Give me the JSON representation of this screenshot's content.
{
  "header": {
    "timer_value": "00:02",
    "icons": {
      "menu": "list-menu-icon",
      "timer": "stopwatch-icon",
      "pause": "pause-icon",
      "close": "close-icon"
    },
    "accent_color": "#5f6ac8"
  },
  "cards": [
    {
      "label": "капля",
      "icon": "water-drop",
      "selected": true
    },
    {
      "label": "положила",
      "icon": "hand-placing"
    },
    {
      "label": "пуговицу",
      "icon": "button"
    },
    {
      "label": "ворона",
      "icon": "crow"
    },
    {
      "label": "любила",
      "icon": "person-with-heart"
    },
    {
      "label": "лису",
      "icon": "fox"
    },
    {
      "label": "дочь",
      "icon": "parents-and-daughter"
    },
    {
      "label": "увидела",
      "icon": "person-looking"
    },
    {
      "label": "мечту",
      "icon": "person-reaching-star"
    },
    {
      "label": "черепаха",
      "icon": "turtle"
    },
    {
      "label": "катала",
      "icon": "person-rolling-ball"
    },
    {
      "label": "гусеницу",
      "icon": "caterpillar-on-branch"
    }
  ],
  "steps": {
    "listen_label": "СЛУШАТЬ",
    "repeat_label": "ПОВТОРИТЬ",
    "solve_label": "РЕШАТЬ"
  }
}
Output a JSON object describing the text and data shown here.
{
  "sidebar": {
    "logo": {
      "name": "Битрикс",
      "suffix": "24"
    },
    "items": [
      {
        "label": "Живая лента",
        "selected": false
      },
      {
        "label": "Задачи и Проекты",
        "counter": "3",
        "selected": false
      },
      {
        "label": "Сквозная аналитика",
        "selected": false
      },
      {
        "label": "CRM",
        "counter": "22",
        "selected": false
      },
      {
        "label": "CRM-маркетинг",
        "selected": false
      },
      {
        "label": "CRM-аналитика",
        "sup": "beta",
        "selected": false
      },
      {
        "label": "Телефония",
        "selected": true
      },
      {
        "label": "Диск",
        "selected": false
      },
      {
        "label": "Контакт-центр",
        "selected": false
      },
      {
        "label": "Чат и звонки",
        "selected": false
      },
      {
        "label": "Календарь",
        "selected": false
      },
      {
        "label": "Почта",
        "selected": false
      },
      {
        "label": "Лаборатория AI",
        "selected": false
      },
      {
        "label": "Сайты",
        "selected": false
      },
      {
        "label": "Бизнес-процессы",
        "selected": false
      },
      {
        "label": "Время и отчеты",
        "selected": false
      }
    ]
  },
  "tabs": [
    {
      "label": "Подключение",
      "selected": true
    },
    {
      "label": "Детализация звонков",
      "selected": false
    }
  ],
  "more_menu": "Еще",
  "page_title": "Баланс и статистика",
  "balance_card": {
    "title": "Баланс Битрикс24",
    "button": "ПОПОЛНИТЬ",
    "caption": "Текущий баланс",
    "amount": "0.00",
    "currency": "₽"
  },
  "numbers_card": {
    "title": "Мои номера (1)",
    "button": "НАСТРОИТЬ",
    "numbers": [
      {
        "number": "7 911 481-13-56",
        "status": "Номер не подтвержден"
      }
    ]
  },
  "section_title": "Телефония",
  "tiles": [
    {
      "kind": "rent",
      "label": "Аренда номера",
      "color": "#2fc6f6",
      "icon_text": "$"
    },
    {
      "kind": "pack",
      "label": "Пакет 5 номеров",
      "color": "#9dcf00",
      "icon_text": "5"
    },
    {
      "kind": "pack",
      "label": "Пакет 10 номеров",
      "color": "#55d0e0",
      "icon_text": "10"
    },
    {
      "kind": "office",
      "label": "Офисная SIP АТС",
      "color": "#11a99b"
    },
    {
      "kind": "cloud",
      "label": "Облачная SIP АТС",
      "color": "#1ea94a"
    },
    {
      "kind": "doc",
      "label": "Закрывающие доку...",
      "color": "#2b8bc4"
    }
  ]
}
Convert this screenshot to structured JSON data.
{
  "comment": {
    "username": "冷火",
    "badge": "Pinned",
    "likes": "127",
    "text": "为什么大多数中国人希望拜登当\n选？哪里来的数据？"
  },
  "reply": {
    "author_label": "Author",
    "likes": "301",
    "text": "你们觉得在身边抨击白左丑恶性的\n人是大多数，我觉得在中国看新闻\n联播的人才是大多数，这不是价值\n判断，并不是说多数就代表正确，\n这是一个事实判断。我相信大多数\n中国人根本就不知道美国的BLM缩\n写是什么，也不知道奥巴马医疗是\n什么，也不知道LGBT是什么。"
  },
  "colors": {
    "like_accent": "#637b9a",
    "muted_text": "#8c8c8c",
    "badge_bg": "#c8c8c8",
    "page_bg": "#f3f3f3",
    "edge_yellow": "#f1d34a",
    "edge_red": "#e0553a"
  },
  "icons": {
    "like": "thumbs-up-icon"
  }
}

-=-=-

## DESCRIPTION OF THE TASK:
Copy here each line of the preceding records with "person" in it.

## RESPONSE TO THIS TASK:
      "icon": "person-with-heart"
      "icon": "person-looking"
      "icon": "person-reaching-star"
      "icon": "person-rolling-ball"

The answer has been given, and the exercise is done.